Staff Needed

Maintenance and catering crews, cleaning crews – local supervisors for work – local
resident naturalist
Hostesses and office workers for scheduling
Visiting specialists to deal with special groups
Workers with groups of local young people for Scouts and work program 


I would want very much to be sure that we are not duplicating services and introducing confusion and competition.
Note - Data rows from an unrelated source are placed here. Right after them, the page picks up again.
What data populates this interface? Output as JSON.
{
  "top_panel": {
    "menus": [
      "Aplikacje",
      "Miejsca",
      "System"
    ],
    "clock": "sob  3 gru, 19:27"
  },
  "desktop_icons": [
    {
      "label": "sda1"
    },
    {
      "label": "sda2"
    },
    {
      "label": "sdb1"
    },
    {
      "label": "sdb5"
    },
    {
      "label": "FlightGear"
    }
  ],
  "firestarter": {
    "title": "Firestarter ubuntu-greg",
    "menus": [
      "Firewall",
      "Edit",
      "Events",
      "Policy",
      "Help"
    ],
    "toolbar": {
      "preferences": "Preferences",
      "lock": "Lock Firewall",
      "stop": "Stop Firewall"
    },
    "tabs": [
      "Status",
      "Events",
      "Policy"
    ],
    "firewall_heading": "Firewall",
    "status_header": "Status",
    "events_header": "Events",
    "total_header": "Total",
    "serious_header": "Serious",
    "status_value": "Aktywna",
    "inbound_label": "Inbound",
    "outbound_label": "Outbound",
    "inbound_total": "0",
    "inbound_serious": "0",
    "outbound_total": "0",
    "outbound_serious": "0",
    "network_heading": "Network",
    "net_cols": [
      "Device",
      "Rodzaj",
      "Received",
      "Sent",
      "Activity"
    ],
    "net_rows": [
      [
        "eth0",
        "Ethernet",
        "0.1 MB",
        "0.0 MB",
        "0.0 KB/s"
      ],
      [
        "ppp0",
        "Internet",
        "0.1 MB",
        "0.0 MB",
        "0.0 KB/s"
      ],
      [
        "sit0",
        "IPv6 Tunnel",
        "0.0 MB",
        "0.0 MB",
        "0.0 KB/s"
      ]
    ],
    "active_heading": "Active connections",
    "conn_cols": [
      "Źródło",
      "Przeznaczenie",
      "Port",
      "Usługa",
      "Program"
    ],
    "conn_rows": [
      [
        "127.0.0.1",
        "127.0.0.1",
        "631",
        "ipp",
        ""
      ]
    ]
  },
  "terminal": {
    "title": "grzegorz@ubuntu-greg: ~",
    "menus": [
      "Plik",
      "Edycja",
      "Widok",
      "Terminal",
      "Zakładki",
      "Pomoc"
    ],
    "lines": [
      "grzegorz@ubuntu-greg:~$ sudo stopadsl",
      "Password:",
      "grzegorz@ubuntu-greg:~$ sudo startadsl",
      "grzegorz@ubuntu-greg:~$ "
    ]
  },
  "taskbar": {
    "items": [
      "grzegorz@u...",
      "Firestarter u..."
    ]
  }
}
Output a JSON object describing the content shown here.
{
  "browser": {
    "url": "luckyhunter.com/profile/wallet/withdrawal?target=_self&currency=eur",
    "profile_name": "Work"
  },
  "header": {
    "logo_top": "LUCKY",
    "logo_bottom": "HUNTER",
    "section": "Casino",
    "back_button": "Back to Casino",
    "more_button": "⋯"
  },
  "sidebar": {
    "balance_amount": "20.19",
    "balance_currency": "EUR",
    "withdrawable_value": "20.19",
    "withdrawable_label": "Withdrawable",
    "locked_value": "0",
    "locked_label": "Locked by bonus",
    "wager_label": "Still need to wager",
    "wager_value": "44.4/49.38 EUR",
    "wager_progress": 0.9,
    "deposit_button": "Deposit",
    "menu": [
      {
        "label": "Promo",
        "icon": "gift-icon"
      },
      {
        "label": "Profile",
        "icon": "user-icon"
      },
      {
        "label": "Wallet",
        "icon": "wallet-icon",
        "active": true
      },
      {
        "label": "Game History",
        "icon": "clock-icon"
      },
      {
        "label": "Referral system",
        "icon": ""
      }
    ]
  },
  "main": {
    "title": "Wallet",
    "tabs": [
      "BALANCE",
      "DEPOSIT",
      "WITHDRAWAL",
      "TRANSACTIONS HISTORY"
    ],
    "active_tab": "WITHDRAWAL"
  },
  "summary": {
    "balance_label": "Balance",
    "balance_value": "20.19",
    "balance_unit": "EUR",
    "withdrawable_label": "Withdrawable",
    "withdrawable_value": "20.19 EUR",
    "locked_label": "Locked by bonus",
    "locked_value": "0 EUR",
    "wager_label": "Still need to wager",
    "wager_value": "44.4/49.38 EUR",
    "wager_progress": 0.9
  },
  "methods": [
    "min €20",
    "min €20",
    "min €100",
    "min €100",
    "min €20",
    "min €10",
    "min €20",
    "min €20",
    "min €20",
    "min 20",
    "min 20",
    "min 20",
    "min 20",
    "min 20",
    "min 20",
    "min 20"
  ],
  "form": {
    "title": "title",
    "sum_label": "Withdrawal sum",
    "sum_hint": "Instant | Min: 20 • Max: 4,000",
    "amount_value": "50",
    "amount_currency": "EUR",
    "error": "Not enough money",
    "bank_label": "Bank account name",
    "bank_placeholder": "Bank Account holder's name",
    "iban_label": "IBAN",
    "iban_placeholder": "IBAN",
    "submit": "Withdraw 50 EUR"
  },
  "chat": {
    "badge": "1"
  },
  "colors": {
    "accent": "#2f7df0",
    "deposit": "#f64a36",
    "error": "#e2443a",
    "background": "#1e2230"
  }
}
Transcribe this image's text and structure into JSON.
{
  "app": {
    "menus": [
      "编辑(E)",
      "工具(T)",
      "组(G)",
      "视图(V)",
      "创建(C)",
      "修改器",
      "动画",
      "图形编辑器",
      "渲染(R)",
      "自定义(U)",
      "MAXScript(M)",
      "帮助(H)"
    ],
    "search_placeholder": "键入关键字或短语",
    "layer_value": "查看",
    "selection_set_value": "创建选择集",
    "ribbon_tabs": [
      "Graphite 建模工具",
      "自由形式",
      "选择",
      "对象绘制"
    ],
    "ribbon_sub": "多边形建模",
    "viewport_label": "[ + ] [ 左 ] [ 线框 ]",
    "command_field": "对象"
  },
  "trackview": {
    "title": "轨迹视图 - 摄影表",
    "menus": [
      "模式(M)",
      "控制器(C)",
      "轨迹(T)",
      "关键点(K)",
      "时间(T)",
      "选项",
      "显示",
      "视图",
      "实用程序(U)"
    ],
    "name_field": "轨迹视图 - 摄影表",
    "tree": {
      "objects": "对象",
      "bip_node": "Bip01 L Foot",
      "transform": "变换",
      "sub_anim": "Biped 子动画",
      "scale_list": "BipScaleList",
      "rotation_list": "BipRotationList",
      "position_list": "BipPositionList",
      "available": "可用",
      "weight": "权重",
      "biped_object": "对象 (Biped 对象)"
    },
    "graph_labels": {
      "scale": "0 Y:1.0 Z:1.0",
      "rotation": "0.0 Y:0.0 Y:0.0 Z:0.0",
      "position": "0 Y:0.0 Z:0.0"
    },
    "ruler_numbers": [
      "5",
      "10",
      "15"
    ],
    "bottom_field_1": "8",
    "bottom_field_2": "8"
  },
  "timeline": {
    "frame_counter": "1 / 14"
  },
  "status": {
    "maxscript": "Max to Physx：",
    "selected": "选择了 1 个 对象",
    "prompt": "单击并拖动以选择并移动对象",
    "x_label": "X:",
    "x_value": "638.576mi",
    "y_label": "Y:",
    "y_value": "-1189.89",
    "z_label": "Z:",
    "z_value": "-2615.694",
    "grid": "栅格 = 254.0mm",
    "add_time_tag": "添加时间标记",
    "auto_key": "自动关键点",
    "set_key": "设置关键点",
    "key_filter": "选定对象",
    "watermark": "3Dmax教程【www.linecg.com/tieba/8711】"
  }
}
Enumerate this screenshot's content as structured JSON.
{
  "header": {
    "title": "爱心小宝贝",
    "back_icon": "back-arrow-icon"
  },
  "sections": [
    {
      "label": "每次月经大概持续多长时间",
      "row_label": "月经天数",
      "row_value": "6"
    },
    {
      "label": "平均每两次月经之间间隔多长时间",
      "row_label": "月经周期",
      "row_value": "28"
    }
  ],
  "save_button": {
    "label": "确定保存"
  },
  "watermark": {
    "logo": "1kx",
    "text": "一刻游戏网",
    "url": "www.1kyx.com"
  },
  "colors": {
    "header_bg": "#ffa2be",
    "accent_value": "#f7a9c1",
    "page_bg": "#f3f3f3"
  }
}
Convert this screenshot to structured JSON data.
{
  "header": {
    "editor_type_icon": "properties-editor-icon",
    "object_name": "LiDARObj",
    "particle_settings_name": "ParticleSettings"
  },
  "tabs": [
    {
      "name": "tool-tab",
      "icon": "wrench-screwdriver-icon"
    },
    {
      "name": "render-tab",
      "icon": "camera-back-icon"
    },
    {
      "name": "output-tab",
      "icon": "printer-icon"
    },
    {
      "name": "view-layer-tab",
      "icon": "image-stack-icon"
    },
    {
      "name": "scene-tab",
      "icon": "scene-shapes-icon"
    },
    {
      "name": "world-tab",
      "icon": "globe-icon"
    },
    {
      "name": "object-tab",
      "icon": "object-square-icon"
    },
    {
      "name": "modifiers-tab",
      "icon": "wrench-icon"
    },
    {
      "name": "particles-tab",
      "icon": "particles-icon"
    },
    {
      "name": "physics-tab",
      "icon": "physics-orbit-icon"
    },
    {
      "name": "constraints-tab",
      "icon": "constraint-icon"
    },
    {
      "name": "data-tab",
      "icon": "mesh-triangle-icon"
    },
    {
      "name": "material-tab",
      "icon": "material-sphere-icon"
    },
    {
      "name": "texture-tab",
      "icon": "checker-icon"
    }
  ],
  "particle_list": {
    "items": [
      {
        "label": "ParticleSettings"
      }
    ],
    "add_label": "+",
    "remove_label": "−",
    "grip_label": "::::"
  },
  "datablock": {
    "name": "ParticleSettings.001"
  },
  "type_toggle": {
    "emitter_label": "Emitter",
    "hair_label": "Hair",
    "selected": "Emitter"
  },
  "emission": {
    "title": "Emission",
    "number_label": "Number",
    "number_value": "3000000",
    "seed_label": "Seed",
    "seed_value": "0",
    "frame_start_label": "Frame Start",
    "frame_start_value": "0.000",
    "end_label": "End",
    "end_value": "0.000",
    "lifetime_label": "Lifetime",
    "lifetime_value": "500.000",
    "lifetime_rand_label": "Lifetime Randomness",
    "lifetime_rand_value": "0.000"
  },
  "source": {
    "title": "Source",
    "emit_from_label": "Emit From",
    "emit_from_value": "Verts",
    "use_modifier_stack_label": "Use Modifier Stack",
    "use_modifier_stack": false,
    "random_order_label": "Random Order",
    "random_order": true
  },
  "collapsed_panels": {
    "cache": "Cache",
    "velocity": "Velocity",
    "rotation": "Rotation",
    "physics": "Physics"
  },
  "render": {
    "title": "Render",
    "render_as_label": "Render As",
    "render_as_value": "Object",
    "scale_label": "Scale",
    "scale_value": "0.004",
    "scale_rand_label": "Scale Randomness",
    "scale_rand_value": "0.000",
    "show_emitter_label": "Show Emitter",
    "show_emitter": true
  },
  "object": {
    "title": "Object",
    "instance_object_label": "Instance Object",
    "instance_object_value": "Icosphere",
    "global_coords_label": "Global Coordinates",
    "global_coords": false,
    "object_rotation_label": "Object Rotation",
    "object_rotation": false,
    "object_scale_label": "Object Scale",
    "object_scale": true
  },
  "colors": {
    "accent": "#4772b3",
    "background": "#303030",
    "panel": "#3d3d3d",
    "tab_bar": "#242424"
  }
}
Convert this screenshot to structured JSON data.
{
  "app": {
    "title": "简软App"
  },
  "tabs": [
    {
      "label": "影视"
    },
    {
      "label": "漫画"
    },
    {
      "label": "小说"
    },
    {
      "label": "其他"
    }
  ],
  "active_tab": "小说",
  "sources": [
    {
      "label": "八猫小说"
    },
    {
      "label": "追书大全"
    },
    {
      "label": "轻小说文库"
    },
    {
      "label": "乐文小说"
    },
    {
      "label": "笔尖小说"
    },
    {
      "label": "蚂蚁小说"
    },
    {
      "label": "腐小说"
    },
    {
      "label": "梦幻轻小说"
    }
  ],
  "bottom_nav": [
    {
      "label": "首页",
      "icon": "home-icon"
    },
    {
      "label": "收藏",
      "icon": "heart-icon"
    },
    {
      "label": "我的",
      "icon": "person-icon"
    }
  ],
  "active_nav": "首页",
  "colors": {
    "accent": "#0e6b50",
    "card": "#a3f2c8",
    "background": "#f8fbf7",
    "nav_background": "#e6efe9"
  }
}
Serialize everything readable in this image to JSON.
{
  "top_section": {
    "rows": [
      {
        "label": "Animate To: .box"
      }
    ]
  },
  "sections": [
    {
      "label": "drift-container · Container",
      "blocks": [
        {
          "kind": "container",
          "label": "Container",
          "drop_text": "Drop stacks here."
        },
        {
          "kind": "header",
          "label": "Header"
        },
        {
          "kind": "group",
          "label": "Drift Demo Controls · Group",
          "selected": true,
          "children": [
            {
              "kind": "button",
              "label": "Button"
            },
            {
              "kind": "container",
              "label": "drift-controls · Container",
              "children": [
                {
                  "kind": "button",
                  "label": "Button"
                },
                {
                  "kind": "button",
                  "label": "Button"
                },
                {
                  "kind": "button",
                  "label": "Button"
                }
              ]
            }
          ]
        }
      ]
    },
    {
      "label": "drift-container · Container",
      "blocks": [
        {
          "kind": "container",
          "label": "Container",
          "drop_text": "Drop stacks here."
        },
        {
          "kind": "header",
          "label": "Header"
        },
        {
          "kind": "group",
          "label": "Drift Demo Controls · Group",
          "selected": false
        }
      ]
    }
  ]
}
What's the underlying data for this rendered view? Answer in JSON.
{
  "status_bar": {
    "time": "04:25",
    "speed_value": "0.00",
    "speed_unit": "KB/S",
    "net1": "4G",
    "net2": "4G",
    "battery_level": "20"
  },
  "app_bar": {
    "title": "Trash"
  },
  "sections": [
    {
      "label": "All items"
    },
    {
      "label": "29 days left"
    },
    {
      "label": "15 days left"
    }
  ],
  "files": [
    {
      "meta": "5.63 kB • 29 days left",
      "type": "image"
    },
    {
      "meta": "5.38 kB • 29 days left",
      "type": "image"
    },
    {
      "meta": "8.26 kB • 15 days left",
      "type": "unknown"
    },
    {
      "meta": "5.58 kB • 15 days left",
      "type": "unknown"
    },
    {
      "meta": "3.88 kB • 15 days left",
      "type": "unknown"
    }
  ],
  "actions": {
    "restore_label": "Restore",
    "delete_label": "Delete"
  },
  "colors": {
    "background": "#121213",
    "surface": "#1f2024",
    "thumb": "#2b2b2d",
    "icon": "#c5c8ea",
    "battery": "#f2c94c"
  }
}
It would be well to communicate with many of the major bodies working in this interest area, both nation-wide (e.g., National Wildlife), State (e.g., Kentucky Association of Soil and Water Conservation Districts), local (e.g., Save the Land and People groups). We would also gain strength from the understanding and support of such leaders as Harry Caudill and especially of individuals in our own immediate area.


Most of this comes from my own emotional and rational responses to the environment, physical and social, in which I have lived the past 25 years and even to environments in China, India, and England before that. However, I am no scientist nor have I much documentation for hunches, and books and magazine articles have given reasons to emotional reactions, documented hunches, and corroborated concern – whether my interpretation of facts is a valid one I cannot judge. 

List of Books

Carson – Silent Spring
Lorenz – On Aggression
Bonne – The Scale of Nature
Commoner – Science and Survival
Marive (?) – America the Raped
Caudill – Night Comes to the Cumberlands
etc., etc. 

Children’s Books:

Wildlife in Dancer, Wildlife of Australia, Wildlife of Africa, In the Wake of the Whale, Endangered Wild Life, Land of the Hibernating Rivers


Religious Books:

Trahune Centuries
Pierre Teilhard de Chardin – The Phenomenon of Man, [and] the Future of Man
Man’s Place in Nature
Building the Earth, etc. 

Magazine Articles and Newspapers:

Courier Jounal on Strip Mining, Red River controversy, Lilly’s Wood,
Audubon Magazine, National Wildlife, Natural History, National Parks
magazine, The Wilderness Society’s publication, Mountain Life and Work.
Relevant articles in other magazines.

GALLERY: MARY ROGERS Uncle William’s Mandate to Pine Mountain


MARY ROGERS Similitudes
NANCY SATHER Staff and Trustee